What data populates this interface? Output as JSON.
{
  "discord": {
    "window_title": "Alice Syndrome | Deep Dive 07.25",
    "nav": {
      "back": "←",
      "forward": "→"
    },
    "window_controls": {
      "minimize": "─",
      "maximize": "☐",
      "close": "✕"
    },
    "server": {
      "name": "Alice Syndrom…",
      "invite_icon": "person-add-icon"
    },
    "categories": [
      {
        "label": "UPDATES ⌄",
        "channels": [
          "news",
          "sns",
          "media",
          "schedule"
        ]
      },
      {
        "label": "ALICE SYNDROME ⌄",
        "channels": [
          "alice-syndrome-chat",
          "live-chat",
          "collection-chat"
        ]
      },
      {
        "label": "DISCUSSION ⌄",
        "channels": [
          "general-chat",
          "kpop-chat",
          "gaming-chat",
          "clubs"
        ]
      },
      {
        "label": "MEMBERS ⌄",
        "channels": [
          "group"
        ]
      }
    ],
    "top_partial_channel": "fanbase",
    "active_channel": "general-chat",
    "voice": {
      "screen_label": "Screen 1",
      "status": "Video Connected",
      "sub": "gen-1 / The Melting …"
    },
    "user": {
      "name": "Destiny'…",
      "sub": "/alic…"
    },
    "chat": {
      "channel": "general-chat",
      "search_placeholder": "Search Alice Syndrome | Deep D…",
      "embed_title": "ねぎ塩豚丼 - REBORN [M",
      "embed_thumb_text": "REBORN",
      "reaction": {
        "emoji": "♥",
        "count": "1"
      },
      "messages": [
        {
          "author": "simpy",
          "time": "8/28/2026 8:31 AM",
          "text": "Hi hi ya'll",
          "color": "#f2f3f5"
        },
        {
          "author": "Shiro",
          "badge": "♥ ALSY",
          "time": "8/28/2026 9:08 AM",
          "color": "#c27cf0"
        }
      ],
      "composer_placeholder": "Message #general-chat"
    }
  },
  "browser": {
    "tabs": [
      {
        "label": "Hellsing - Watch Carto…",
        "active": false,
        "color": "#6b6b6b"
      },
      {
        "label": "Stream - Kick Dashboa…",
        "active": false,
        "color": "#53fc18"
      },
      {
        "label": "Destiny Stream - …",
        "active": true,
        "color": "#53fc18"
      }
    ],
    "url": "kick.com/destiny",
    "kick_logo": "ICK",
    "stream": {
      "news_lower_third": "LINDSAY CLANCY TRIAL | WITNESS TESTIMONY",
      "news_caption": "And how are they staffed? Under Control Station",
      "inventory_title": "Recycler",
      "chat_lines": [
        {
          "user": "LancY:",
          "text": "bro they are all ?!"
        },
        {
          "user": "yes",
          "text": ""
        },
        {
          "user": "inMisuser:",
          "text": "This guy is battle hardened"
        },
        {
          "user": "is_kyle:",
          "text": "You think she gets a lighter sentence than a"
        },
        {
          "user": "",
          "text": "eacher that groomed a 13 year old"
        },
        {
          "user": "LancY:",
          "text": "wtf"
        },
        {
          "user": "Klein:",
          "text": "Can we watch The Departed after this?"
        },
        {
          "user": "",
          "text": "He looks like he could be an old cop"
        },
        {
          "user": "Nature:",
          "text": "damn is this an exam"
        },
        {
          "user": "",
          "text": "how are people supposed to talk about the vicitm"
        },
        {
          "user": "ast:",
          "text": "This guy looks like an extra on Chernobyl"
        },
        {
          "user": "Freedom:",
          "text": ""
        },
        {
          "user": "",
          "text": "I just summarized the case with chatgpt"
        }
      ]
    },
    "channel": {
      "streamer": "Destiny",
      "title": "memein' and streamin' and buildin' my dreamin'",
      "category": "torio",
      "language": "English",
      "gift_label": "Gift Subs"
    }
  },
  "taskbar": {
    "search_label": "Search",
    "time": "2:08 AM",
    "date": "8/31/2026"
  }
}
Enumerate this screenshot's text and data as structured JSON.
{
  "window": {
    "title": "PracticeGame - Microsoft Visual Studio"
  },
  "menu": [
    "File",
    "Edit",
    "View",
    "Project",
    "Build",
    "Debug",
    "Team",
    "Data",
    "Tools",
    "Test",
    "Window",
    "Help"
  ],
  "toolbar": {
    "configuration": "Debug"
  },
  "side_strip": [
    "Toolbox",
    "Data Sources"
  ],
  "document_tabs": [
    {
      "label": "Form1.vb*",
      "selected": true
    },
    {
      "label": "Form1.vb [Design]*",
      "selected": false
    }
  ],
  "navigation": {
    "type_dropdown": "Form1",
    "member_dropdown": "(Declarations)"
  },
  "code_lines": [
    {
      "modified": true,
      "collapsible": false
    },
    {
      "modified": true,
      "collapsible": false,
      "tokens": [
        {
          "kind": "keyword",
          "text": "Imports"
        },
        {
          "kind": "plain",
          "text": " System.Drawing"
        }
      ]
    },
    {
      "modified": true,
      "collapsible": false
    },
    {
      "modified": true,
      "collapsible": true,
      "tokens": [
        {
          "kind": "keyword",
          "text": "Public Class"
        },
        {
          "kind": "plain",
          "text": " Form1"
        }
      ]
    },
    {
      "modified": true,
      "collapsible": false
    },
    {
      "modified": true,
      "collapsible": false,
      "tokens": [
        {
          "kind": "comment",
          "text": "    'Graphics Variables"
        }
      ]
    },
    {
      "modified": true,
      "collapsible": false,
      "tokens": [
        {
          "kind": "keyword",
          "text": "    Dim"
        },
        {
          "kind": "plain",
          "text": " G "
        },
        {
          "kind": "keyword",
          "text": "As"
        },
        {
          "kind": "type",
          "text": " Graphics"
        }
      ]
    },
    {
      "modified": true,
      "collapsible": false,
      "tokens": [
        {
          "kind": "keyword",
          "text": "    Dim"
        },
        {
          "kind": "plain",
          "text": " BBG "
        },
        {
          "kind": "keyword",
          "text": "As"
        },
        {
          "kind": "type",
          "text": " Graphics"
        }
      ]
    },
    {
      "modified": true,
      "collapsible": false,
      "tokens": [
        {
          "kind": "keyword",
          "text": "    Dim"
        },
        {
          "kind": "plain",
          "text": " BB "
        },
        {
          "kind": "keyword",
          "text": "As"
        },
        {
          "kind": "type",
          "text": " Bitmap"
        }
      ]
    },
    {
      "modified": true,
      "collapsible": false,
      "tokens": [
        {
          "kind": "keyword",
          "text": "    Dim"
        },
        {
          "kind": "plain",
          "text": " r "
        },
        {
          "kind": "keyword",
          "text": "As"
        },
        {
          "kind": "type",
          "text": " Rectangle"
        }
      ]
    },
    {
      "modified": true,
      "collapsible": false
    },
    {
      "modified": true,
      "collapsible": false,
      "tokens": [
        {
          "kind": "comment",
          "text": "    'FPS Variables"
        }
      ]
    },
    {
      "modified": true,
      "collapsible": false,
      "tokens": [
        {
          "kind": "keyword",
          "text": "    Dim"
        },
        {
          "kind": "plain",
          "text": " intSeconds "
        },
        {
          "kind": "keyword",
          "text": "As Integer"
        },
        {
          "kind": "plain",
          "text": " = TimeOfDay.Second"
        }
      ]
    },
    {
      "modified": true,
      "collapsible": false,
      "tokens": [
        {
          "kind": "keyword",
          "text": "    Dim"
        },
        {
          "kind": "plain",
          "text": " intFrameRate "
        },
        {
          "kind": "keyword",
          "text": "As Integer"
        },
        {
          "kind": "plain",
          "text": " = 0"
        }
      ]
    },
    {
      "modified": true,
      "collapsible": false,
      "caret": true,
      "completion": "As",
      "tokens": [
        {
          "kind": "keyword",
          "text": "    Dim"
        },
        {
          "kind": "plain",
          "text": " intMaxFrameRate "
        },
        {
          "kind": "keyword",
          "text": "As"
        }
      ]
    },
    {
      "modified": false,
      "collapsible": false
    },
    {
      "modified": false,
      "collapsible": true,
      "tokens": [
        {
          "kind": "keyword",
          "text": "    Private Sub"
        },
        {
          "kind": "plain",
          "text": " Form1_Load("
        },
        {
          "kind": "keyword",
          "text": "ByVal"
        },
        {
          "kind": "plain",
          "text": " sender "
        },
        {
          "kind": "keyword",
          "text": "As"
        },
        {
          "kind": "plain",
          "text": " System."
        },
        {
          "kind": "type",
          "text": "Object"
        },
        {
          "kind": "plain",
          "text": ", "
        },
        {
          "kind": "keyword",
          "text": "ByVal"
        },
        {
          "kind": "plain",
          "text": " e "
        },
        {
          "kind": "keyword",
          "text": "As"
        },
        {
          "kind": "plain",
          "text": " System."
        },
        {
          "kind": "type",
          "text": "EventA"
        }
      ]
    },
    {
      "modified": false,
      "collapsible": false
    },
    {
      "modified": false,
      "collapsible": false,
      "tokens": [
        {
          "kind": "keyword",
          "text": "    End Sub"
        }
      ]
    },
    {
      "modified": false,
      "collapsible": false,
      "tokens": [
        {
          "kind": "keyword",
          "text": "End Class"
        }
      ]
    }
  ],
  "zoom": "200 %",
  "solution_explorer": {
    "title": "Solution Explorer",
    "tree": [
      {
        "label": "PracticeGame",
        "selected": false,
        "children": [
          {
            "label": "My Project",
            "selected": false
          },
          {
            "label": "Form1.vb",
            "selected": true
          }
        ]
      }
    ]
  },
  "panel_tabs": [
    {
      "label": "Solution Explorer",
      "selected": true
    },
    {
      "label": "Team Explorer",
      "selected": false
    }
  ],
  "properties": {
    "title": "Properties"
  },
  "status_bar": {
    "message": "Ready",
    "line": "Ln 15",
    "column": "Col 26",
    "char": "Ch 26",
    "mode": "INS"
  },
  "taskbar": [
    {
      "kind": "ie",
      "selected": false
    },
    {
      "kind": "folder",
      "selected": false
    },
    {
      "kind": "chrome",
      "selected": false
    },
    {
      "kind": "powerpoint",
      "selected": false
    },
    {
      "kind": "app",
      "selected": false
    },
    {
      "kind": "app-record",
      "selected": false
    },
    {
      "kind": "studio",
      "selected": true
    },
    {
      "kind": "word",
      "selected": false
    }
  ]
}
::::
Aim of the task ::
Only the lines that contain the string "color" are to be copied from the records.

Written response ::
          "color": "#f2f3f5"
          "color": "#c27cf0"
        "color": "#6b6b6b"
        "color": "#53fc18"
        "color": "#53fc18"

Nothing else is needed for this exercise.